iv. Oral anticoagulants. Apixaban and rivaroxaban can be administered as monotherapy and do not require monitoring. Other factor Xa inhibitors and direct thrombin inhibitors should be preceded by 5 days of heparin.
v. Oral warfarin, when used, should be started when the diagnosis is made and should overlap with initial heparin therapy to avoid recurrent thrombosis. The efficacy and safety of early warfarin initiation have been well documented.
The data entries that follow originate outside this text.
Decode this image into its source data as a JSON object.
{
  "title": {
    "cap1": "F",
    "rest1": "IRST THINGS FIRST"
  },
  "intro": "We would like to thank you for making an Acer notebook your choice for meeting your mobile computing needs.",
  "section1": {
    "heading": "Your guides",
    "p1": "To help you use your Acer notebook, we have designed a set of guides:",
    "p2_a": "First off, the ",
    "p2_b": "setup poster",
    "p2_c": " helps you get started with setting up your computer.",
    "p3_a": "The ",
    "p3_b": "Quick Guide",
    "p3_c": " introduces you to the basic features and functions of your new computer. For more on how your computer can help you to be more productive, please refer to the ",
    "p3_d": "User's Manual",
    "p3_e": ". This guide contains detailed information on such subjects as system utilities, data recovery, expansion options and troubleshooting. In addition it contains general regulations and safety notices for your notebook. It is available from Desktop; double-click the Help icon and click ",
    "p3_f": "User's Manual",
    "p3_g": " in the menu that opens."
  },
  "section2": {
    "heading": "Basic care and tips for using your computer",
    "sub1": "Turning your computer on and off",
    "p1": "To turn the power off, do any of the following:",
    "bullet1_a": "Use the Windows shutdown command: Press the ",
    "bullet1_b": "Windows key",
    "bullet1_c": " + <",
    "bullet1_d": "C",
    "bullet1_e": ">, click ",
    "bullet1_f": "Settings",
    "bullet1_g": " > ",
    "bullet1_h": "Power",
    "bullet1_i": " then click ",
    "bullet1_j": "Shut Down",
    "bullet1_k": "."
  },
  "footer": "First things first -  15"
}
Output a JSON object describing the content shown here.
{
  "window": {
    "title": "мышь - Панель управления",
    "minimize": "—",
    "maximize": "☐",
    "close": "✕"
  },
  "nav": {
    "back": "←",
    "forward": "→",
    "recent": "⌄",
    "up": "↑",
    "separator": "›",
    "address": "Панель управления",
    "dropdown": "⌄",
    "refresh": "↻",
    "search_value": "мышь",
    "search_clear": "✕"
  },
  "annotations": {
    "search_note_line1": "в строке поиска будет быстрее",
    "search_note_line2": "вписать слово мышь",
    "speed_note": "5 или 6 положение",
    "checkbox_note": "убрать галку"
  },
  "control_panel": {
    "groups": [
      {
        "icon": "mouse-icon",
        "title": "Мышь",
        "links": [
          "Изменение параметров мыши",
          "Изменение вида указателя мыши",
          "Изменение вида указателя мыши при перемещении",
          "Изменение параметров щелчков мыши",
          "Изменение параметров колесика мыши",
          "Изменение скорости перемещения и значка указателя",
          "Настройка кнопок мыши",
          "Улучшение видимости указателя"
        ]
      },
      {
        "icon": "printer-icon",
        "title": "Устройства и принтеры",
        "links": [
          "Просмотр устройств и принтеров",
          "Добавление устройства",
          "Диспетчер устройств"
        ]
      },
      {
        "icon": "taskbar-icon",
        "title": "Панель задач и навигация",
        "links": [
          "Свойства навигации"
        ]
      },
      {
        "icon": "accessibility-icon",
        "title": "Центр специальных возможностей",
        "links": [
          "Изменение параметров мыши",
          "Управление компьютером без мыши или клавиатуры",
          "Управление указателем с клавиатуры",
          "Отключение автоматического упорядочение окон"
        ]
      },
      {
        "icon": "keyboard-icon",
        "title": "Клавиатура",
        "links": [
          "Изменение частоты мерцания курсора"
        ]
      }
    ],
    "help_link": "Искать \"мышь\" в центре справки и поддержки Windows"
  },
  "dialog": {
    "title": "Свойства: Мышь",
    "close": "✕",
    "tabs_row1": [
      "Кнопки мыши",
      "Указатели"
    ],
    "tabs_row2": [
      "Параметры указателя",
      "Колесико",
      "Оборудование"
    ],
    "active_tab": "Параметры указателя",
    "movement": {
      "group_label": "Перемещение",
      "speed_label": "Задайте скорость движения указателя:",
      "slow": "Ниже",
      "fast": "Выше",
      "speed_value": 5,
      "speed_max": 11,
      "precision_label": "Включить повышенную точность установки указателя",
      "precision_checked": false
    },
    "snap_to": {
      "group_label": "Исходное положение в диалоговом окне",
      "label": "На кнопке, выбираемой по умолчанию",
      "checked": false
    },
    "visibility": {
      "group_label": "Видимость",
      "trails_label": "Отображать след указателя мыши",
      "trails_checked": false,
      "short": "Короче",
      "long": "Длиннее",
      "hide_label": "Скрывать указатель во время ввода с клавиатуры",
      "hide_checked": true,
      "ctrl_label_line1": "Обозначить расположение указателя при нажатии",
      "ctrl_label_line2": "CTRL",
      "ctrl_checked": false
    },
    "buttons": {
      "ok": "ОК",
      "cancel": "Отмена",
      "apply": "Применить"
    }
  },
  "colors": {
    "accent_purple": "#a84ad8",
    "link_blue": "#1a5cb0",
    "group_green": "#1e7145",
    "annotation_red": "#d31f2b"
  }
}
The duration of therapy depends on risk factors and patient’s personal history of PE as follows:
1. First PE with a removable risk factor (i.e., trauma, surgery, immobilization): treat with warfarin, international normalized ratio (INR) of 2–3 for 3–6 months or until risk factor has been removed.
2. First PE, without risk factors (idiopathic PE): treatment is controversial because the stimulus for PE may not have been removed and epidemiologic studies show a high incidence of recurrent PE. Recommendations suggest 12 months to lifelong anticoagulation based on an assessment of bleeding risks.
3. First PE and irreversible risk factor (e.g., hypercoagulable disorder) or recurrent PE: patients should receive lifelong anticoagulation with warfarin, targeting an INR of 2–3.
d. IVC filter. For patients with absolute contraindications to anticoagulation and lower extremity clot, an IVC filter may be placed percutaneously through the femoral vein. For patients with short-term contraindication to anticoagulation (e.g., trauma, recent stroke), temporary IVC filters may be placed and should be removed as soon as anticoagulation is safe. Filters are also indicated in patients with massive or submassive PE who have poor cardiopulmonary reserve and in whom another embolic event might prove life-threatening. If it appears that the patient would likely die from another PE, a temporary filter should be placed to protect the patient during this vulnerable period. IVC filters prevent lower extremity thrombus from traveling to the lungs and lower the risk for recurrent PE. However, IVC filters increase lower extremity venous stasis and can increase risk for subsequent DVT. Hence, removal of IVC filters should always be planned when placing these devices.
e. Thrombolytic agents (e.g., urokinase, tissue plasminogen activator) dissolve clot, resulting in more rapid resolution of perfusion abnormalities than standard heparin therapy. Thrombolytics improve initial hemodynamics in massive PE but do not improve mortality rates. Furthermore, there is a substantial risk for bleeding associated with these agents. For these reasons, thrombolytic agents are not used routinely in the treatment of PE. In patients with massive PE characterized by hemodynamic instability, thrombolytics may be beneficial and should be considered in an ICU setting.
Suggested Further Readings
Aleva FE, Voets L, Simons SO, de Mast Q, van der Ven A, Heijdra YF. Prevalence and localization of pulmonary embolism in unexplained acute exacerbations of COPD: a systematic review and meta-analysis. Chest 2017;151:544–54.Find this resource:
Chopra V, Anand S, Hickner A, et al. Risk of venous thromboembolism associated with peripherally inserted central catheters: a systematic review and meta-analysis. Lancet 2013;382:311–25.Find this resource:
Di Nisio M, van Es N, Buller HR. Deep vein thrombosis and pulmonary embolism. Lancet 2016;388:3060–73.Find this resource:
Freund Y, Cachanado M, Aubry, A, et al. Effect of the pulmonary embolism rule-out criteria on subsequent thromboembolic events among low-risk emergency department patients: The PROPER randomized clinical trial. JAMA 2018;319:559–566.Find this resource:
Mismetti P, Laporte S, Pellerin O, et al. Effect of a retrievable inferior vena cava filter plus anticoagulation vs anticoagulation alone on risk of recurrent pulmonary embolism: a randomized clinical trial. JAMA 2015;313:1627–35.Find this resource:
Prandoni P, Lensing AW, Prins MH, et al. Prevalence of pulmonary embolism among patients hospitalized for syncope. N Engl J Med 2016;375:1524–31.Find this resource:
Righini M, Van Es J, Den Exter PL, et al. Age-adjusted D-dimer cutoff levels to rule out pulmonary embolism: the ADJUST-PE study. JAMA 2014;311:1117–24.Find this resource: